Report each line from the data below that holds the word "this".

Data provided:
┄┄┄┄┄┄┄┄┄┄

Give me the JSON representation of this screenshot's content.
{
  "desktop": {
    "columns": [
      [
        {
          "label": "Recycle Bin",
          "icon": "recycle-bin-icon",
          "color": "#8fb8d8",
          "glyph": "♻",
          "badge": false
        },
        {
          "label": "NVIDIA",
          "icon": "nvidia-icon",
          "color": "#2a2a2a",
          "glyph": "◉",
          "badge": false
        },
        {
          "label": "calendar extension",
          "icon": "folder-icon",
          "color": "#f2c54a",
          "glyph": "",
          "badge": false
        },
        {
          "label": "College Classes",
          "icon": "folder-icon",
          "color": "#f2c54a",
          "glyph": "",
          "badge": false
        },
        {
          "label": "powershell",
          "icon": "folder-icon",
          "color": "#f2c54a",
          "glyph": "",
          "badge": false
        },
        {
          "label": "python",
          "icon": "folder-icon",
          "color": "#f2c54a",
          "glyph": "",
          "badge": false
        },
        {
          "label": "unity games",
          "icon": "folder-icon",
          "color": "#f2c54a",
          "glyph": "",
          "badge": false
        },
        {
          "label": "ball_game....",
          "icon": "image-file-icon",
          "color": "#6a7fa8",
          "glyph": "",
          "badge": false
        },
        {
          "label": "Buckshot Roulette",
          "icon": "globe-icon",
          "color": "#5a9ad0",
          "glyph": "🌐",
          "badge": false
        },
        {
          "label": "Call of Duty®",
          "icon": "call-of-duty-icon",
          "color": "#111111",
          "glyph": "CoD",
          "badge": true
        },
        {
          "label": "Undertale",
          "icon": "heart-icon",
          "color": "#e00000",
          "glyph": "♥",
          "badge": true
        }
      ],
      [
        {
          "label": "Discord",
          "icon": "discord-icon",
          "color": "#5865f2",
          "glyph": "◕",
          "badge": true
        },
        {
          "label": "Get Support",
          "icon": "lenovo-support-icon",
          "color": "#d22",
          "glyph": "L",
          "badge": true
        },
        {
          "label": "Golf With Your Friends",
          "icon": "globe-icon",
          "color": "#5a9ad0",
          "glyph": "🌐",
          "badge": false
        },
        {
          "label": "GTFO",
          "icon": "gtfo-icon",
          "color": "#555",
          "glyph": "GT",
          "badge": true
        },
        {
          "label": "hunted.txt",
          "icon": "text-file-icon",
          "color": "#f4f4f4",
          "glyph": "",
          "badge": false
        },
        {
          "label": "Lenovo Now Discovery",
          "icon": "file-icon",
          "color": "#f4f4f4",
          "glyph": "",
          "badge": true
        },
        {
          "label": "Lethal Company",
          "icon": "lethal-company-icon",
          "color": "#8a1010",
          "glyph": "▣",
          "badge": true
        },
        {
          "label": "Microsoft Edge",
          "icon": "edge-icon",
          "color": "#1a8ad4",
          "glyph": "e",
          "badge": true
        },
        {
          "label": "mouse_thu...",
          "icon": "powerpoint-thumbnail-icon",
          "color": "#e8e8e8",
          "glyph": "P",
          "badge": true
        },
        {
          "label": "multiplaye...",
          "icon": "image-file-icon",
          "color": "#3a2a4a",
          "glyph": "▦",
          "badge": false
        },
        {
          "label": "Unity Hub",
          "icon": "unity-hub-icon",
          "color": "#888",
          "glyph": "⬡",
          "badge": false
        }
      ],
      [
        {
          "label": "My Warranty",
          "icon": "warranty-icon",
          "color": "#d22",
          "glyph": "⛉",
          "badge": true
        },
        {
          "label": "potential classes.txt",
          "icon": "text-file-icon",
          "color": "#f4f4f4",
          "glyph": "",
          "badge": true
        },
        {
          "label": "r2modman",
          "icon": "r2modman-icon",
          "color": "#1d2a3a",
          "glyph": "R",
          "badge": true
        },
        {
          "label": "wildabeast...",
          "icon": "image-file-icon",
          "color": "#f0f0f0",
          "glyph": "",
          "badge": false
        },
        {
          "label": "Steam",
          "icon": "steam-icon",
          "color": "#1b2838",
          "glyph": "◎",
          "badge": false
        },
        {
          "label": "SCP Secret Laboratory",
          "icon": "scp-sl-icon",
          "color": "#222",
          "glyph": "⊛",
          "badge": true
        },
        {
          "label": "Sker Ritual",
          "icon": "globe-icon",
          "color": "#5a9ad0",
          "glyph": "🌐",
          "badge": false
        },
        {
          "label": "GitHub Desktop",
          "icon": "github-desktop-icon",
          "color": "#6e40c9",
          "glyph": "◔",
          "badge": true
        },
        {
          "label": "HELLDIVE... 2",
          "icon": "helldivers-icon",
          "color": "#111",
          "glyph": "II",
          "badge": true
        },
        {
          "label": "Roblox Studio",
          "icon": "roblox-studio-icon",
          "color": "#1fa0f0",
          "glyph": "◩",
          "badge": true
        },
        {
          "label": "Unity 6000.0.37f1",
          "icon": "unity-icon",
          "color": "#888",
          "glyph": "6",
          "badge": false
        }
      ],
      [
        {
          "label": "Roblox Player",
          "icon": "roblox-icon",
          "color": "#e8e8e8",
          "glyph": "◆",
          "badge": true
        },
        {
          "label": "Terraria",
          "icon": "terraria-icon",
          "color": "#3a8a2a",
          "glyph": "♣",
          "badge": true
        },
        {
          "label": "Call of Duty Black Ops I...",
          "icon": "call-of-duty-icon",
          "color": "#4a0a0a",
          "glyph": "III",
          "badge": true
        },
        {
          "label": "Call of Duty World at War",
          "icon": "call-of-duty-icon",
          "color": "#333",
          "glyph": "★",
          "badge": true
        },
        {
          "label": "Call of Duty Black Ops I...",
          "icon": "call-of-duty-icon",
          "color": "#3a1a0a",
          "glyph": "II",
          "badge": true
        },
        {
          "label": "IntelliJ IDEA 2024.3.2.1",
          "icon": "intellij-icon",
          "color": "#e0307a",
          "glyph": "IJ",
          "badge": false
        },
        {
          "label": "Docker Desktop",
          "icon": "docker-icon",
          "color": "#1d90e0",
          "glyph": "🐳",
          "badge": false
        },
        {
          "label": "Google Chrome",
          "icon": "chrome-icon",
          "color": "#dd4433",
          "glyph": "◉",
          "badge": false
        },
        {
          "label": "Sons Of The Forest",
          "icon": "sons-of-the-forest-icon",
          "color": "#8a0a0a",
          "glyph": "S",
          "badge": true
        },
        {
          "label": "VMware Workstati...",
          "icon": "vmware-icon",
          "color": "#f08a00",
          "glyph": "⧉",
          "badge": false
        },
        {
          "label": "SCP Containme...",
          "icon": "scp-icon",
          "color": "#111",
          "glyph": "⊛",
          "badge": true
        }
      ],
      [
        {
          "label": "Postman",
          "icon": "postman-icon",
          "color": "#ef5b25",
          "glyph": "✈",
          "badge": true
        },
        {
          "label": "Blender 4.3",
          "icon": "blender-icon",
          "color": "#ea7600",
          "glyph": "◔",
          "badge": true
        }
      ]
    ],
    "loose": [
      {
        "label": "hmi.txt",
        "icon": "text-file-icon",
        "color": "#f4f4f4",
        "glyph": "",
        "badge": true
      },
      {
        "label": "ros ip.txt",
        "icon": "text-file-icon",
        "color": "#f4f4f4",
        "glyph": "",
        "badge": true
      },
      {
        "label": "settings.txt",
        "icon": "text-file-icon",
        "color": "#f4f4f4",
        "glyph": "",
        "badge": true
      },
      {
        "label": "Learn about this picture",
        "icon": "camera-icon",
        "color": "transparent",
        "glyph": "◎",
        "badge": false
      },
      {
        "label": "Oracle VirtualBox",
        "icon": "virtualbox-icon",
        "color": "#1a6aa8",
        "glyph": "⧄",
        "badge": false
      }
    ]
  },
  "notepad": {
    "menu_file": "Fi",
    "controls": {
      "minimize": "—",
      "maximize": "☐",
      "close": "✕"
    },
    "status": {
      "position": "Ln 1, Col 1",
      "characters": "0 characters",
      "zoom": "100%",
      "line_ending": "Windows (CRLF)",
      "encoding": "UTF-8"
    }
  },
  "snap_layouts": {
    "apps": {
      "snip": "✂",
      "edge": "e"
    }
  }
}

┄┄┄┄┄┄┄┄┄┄

Answer:
Give me the JSON representation of this screenshot's content.
        "label": "Learn about this picture",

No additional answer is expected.